Recorded data:
--- START ---

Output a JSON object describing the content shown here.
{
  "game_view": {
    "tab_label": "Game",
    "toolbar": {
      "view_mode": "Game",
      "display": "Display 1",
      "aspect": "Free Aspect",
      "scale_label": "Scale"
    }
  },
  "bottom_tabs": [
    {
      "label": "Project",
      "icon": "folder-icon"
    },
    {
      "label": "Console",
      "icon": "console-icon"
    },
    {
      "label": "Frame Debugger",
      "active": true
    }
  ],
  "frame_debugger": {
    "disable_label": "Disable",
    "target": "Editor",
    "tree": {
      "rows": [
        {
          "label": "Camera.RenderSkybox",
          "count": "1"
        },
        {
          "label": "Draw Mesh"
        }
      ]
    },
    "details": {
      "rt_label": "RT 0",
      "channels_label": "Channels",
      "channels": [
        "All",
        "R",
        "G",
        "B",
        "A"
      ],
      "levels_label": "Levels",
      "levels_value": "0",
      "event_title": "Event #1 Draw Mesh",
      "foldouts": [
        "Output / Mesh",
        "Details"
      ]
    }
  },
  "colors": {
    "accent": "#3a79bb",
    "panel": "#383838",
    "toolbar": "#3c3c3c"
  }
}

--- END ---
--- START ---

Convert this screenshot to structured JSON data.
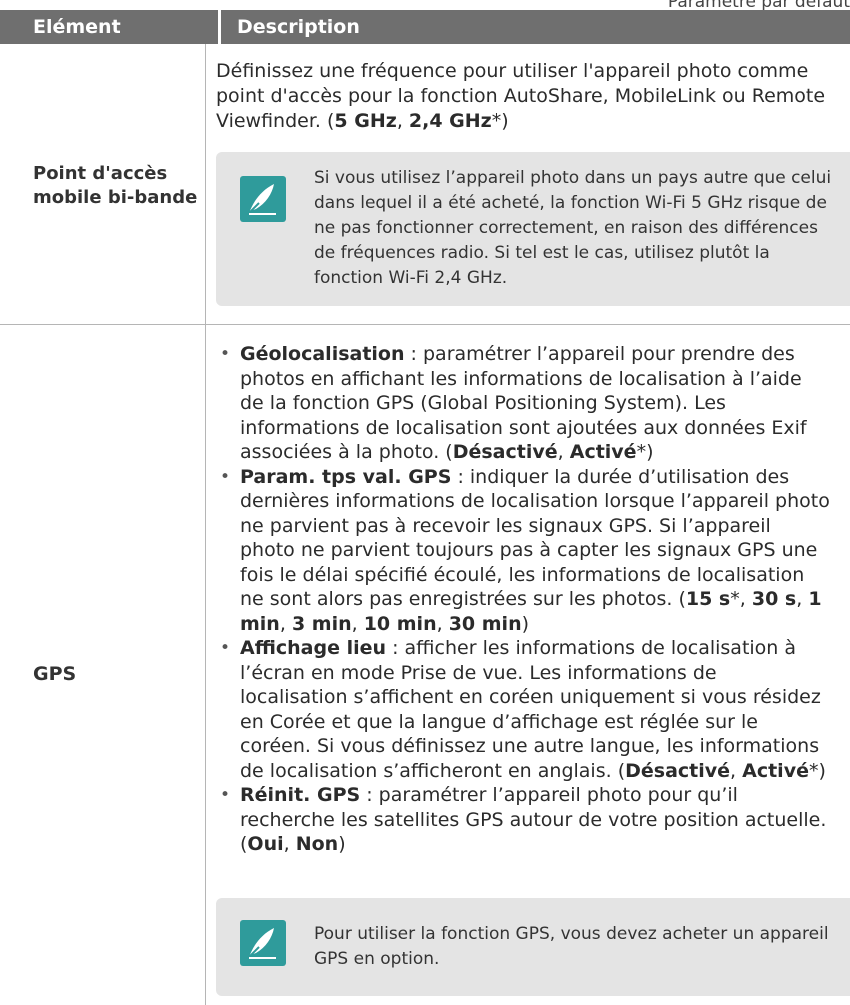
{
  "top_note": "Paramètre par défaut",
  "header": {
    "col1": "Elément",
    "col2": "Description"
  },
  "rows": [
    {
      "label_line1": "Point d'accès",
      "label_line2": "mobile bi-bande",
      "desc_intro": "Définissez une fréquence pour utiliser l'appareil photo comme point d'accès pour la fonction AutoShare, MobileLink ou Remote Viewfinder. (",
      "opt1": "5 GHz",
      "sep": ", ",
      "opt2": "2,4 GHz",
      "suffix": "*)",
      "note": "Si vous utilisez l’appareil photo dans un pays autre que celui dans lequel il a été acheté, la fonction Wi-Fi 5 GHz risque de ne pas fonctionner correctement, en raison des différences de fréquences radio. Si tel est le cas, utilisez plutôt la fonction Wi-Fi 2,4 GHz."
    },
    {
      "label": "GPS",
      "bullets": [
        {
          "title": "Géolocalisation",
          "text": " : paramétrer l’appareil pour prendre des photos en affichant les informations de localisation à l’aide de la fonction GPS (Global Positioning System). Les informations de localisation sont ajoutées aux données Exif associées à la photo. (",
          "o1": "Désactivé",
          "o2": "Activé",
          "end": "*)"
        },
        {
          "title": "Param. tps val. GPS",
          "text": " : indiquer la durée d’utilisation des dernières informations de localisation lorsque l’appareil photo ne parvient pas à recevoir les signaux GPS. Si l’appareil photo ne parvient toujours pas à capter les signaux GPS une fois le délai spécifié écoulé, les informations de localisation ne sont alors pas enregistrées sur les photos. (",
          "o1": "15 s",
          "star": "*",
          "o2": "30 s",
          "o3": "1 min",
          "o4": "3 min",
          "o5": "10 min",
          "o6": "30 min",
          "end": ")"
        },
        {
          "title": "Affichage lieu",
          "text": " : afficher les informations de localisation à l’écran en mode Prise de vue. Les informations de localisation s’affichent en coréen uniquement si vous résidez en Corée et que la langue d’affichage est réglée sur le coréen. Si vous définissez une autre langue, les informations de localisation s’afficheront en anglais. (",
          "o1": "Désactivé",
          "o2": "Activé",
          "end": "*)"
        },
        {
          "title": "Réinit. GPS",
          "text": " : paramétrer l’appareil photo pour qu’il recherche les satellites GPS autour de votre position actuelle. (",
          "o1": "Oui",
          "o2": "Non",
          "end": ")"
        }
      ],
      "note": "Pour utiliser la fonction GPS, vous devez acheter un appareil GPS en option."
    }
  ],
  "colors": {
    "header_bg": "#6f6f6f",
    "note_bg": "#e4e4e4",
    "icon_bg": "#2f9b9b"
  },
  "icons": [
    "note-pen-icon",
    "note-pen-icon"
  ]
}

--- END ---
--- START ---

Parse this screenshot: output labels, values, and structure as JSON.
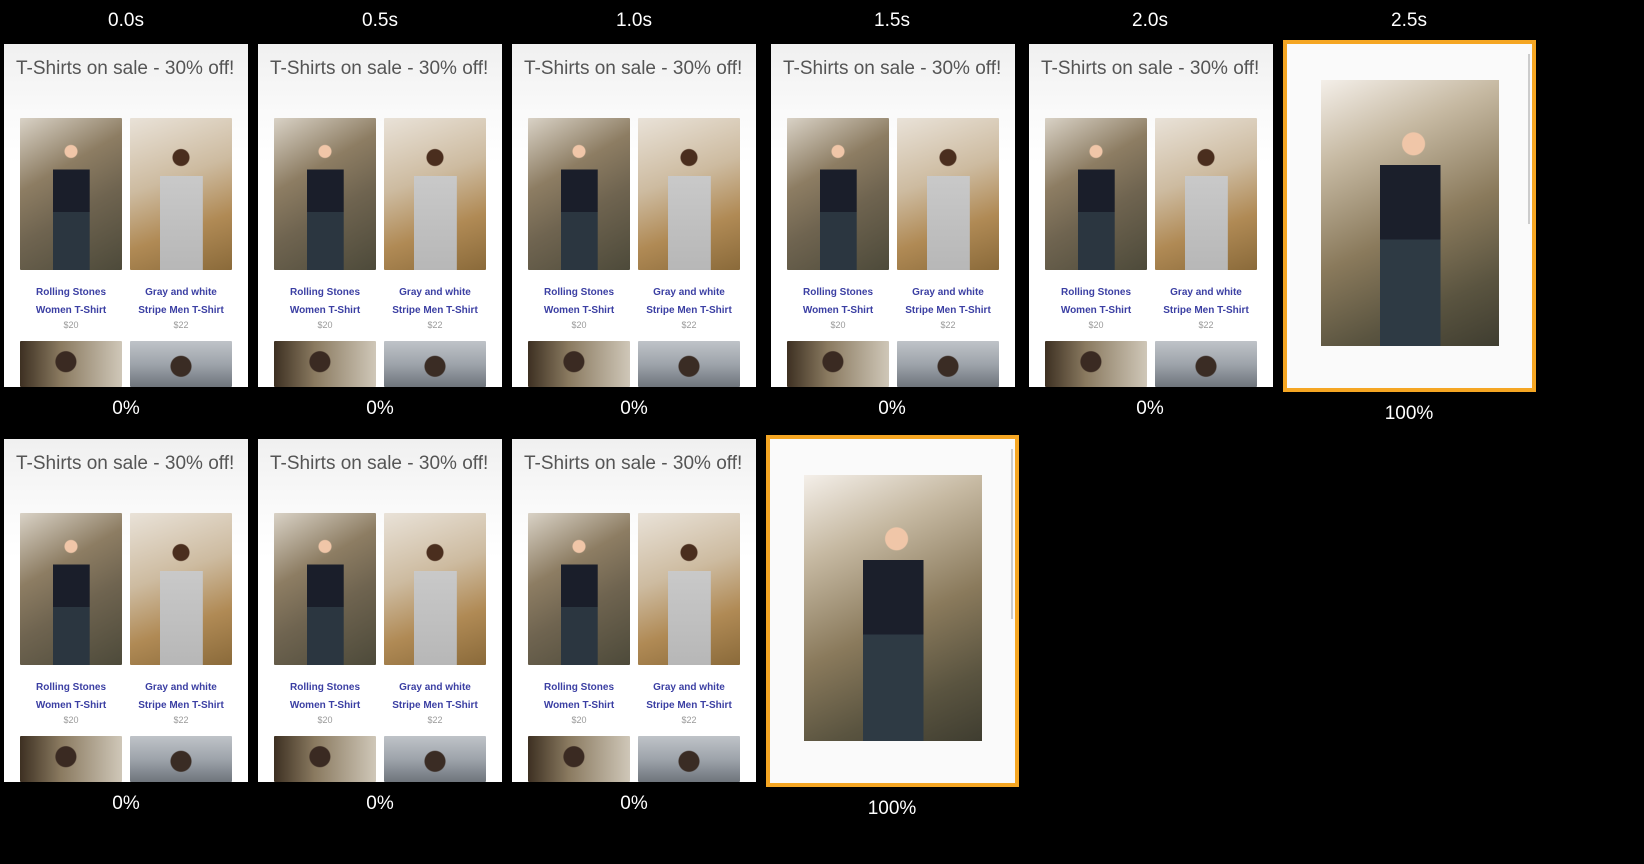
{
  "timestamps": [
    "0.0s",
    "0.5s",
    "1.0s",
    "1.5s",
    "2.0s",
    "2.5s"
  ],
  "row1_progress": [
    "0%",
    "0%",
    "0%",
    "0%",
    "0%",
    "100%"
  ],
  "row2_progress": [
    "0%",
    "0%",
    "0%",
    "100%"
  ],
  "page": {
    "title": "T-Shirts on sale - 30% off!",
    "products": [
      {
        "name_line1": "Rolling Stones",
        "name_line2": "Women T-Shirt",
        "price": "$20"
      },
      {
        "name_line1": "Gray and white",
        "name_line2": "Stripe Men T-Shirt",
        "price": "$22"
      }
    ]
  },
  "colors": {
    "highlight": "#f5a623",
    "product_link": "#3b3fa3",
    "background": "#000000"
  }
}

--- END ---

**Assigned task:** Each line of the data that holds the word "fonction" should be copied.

**Result below:**
      "desc_intro": "Définissez une fréquence pour utiliser l'appareil photo comme point d'accès pour la fonction AutoShare, MobileLink ou Remote Viewfinder. (",
      "note": "Si vous utilisez l’appareil photo dans un pays autre que celui dans lequel il a été acheté, la fonction Wi-Fi 5 GHz risque de ne pas fonctionner correctement, en raison des différences de fréquences radio. Si tel est le cas, utilisez plutôt la fonction Wi-Fi 2,4 GHz."
          "text": " : paramétrer l’appareil pour prendre des photos en affichant les informations de localisation à l’aide de la fonction GPS (Global Positioning System). Les informations de localisation sont ajoutées aux données Exif associées à la photo. (",
      "note": "Pour utiliser la fonction GPS, vous devez acheter un appareil GPS en option."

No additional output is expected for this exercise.